The Middle of Everywhere: Helping Refugees Enter the American Community by Mary Pipher
[Full disclosure: This is a book I borrowed from the library where I work, so I read the book for free.]
I've waited a few days to blog since reading The Middle of Everywhere: Helping Refugees Enter the American Community by Mary Pipher (2002) since I couldn't quite decide what I wanted to say.
Probably best known as the author of Reviving Ophelia, Pipher is a clinical psychologist who happens to live where I live (Lincoln, Nebraska), though I've never met her. She obviously has a great love for Lincoln and a strong interest in helping refugees build new lives here, one of the top American cities where immigrants are sent to live. There are thriving communities of Vietnamese, Sudanese, Bosnian, Kurdish, etc. people living in Lincoln now.
My biggest complaint about The Middle of Everywhere, which is obviously written to provide a roadmap for groups and individuals interested in assisting refugees and as a way to increase the understanding of those born in the United States about what immigrants to this country experience, is the overall tone. Despite obviously caring about the people she helps, Pipher still sounds patronizing as she describes her interactions with them.
Also, and this is definitely a recurrent theme in my postings, the book could easily be dropped to half the size with the oversight of a decent editor.

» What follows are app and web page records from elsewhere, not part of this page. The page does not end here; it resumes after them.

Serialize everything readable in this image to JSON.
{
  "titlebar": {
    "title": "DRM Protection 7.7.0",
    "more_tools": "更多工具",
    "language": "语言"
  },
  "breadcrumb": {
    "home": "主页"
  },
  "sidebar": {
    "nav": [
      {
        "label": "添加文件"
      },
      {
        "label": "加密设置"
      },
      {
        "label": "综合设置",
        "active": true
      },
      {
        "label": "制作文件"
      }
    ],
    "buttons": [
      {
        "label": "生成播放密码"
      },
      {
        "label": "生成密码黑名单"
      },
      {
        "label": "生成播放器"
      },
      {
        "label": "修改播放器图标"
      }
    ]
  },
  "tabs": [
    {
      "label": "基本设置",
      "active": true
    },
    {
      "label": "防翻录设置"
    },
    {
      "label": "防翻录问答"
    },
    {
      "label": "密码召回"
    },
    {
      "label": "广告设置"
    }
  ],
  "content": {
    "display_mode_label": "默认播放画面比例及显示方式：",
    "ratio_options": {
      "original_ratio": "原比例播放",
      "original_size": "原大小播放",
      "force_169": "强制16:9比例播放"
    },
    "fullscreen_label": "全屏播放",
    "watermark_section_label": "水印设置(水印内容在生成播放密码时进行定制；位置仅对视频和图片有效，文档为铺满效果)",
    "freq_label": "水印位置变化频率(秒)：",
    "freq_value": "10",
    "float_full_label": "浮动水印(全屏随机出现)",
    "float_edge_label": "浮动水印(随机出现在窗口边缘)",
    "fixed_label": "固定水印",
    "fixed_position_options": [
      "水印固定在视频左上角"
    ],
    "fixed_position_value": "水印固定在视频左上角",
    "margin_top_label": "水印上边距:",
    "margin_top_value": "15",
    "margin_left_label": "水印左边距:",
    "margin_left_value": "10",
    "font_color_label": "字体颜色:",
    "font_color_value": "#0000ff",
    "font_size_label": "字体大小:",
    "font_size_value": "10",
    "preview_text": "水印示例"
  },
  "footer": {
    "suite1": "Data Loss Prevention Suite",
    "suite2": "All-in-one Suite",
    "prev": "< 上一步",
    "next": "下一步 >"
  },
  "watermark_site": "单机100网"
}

Half the size and probably two or three times the quality.
Despite having an interest in cultural interactions and enjoying reading about people living in my community, I can't recommend anyone rush to read this book.
My overall personal rating of The Middle of Everywhere is a C+.